Martina: Good luck with that, the guy said and left. The romantic journey Fabián had played out so many times in his mind, was not turning out at all like he had imagined. There were no eloquent conversations about the American way, no memorable encounters or quirky characters. The quirkiest thing about this whole trip was Fabián! So Fabián abandoned the other passengers, and found refuge in his journal. In it, he wrote about the fields of corn, the farms and lakes that he saw fly by through his window:
Fabián: A veces veía un pequeño camino de tierra que iba a un campo… Me preguntaba: ¿quién lo camina?, ¿cómo es su vida?, ¿hace cuánto tiempo vive aquí?
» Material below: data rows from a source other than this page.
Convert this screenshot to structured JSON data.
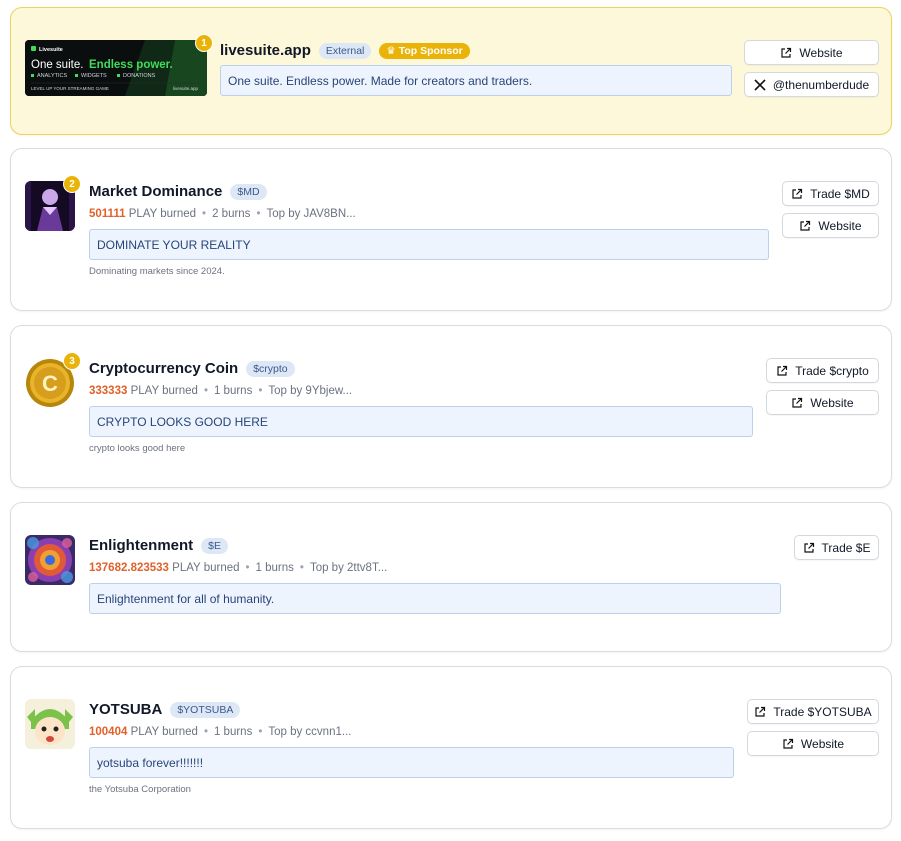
{
  "sponsor": {
    "rank": "1",
    "banner": {
      "brand": "Livesuite",
      "headline_a": "One suite.",
      "headline_b": "Endless power.",
      "features": [
        "ANALYTICS",
        "WIDGETS",
        "DONATIONS"
      ],
      "tagline": "LEVEL UP YOUR STREAMING GAME",
      "domain": "livesuite.app"
    },
    "title": "livesuite.app",
    "tag_external": "External",
    "tag_sponsor": "Top Sponsor",
    "message": "One suite. Endless power. Made for creators and traders.",
    "website_label": "Website",
    "x_label": "@thenumberdude"
  },
  "tokens": [
    {
      "rank": "2",
      "name": "Market Dominance",
      "ticker": "$MD",
      "burned": "501111",
      "burned_suffix": "PLAY burned",
      "burns": "2 burns",
      "top": "Top by JAV8BN...",
      "message": "DOMINATE YOUR REALITY",
      "sub": "Dominating markets since 2024.",
      "trade_label": "Trade $MD",
      "website_label": "Website"
    },
    {
      "rank": "3",
      "name": "Cryptocurrency Coin",
      "ticker": "$crypto",
      "burned": "333333",
      "burned_suffix": "PLAY burned",
      "burns": "1 burns",
      "top": "Top by 9Ybjew...",
      "message": "CRYPTO LOOKS GOOD HERE",
      "sub": "crypto looks good here",
      "trade_label": "Trade $crypto",
      "website_label": "Website"
    },
    {
      "name": "Enlightenment",
      "ticker": "$E",
      "burned": "137682.823533",
      "burned_suffix": "PLAY burned",
      "burns": "1 burns",
      "top": "Top by 2ttv8T...",
      "message": "Enlightenment for all of humanity.",
      "trade_label": "Trade $E"
    },
    {
      "name": "YOTSUBA",
      "ticker": "$YOTSUBA",
      "burned": "100404",
      "burned_suffix": "PLAY burned",
      "burns": "1 burns",
      "top": "Top by ccvnn1...",
      "message": "yotsuba forever!!!!!!!",
      "sub": "the Yotsuba Corporation",
      "trade_label": "Trade $YOTSUBA",
      "website_label": "Website"
    }
  ],
  "colors": {
    "burn": "#e0612a",
    "rank_badge": "#eab308",
    "sponsor_bg": "#fdf8d9",
    "tag_bg": "#dde7f6"
  }
}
Martina: Hunger woke Fabián from his daydream. The bread and sardines were now gone, so Fabián was drinking tons of water from the fountain in the bathroom to keep his stomach from growling.
Fabián: La asistente del tren me vio y me dijo: “Eres como mi hijo. Él también viaja solo y sin dinero. Toma esto y come bien, por favor”. En su mano tenía 20 dólares.
Martina: Fabián said no, thanks. But in the end, she insisted so he took the money and headed towards the restaurant car.
Fabián: En el coche restaurante ordené una hamburguesa con papas fritas y una bebida. Comí lentamente, disfrutando los sabores del kétchup, el queso, la cebolla y la carne.
Martina: He savored that burger as if it were his very first… and then returned to his seat, euphoric from his meal.
Fabián: Me emocioné cuando vi los árboles rojos, verdes, amarillos y naranjas por la ventana. Observé el paisaje hasta que el tren paró por última vez. Tomé mis cosas y salí del tren.
Martina: As he left the train, Fabián opened his copy of On the Road and took out the photo his friend had given him so long ago. He thought again about the message on the back, the one that encouraged him to never stop traveling, even when he was in his own living room. Home was now more than two-thousand miles away, in Bucaramanga, Colombia. He was tired and hungry, and a living room with a couch sounded pretty good right about then.
Fabián: Respiré, agarré mi bolso y caminé junto a los cientos de viajeros que, como yo, llegaban a Nueva York.
Credits & Media
This episode includes recordings from TomchikRec, blimp66, medialint, InspectorJ, mrbriandesign, arnebuhmann, The_Matt_Freeman, flag2, davethetech, and barcelonetasonora under the CC Attribution License from freesound.org.